  • FDA allows health claim for macadamia nut maker. Royal Hawaiian Macadamia Nut, Inc., announced on July 24 that the FDA has approved its petition to allow a health claim that macadamia nuts can reduce the risk of coronary heart disease under some circumstances. Scott Wallace, the company's CEO, said, "This is a truly a historic day for everyone in the macadamia nut industry. Research about the benefits macadamia nuts have for heart health has existed for decades, and we've worked tirelessly to secure the legal right to share this with the masses." The FDA concluded that the daily consumption of 1.5 ounces of macadamia nuts, in conjunction with a heart-healthy diet, can reduce the incidence of coronary heart disease. The Food Institute wrote on its blog, however, that this ruling "may also open the industry up to more scrutiny from consumers who expect a certain level of transparency from their food brands. If macadamia nut producers want to move more into health claims, they may need to be ready to defend their labeling in and out of the courtroom."
  • Oral arguments to come in appeal in Peanut Corporation of America case. The US Courts of Appeals for the Eleventh Circuit will hear oral arguments in the appeal of the criminal convictions of Stewart Parnell, Michael Parnell and Virginia Wilkerson, all currently in federal prisons for their roles in the 2008-2009 outbreak of Salmonella in peanuts and peanut products. In that outbreak, thousands fell ill and at least nine people died. The subsequent food recall was one of the largest in history. Stewart Parnell, former CEO of the Peanut Corporation of America, was convicted on 67 federal felony counts and is serving a 28-year sentence; his brother, peanut broker Michael Parnell, was convicted on 29 counts and is serving a 28-year sentence; Wilkerson, a PCA executive, was convicted of obstruction of justice and is serving a five-year sentence. These are the harshest sentences ever handed down in a food-safety case. Because the record in the case is so voluminous, Food Safety News reports, the Department of Justice and the defendants’ lawyers agreed that oral arguments would be helpful to the court.

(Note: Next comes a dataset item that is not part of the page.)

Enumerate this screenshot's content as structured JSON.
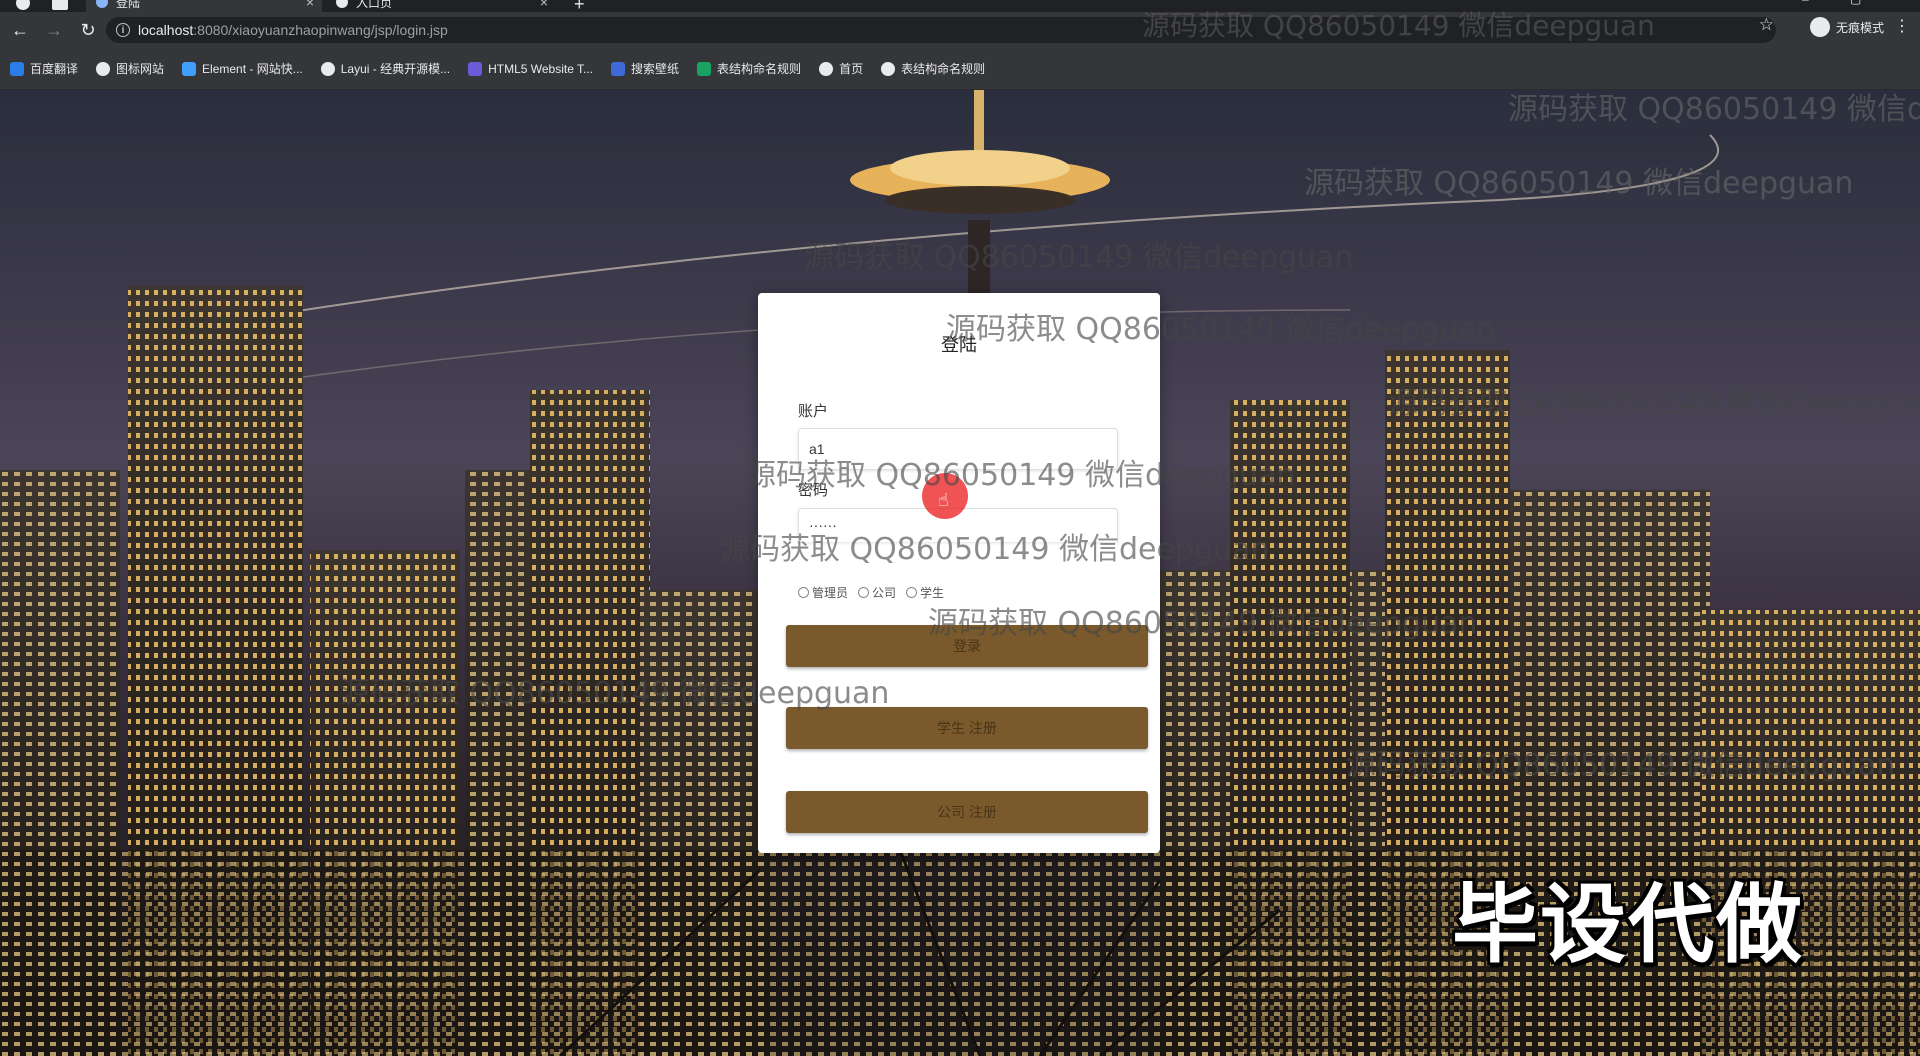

  • Will DC become the next "food court"? The US District Court for the District of Columbia may become another attractive haven for plaintiffs' lawyers filing cases against food companies for mislabeling and similar issues. A July 20 article on the law.com website noted that a case brought by DC-based nonprofit Beyond Pesticides against Mott's applesauce, was filed in DC Superior Court and removed to the US District Court for the District of Columbia. A plaintiff's lawyer was quoted as saying, 'There does seem to be a snowball effect here. [There is] growing case law and the political factor of [President Donald] Trump, and folks using the judiciary to make policy right." Historically, popular jurisdictions for private lawsuits against food companies related to alleged mislabeling and alleged false advertising have been filed in California, New York, Illinois and Florida, but because of the District of Columbia's reputation as a liberal jurisdiction, the growing case law that jurisdiction, and the presence of many liberal public interest groups there, it is becoming a popular venue for such cases.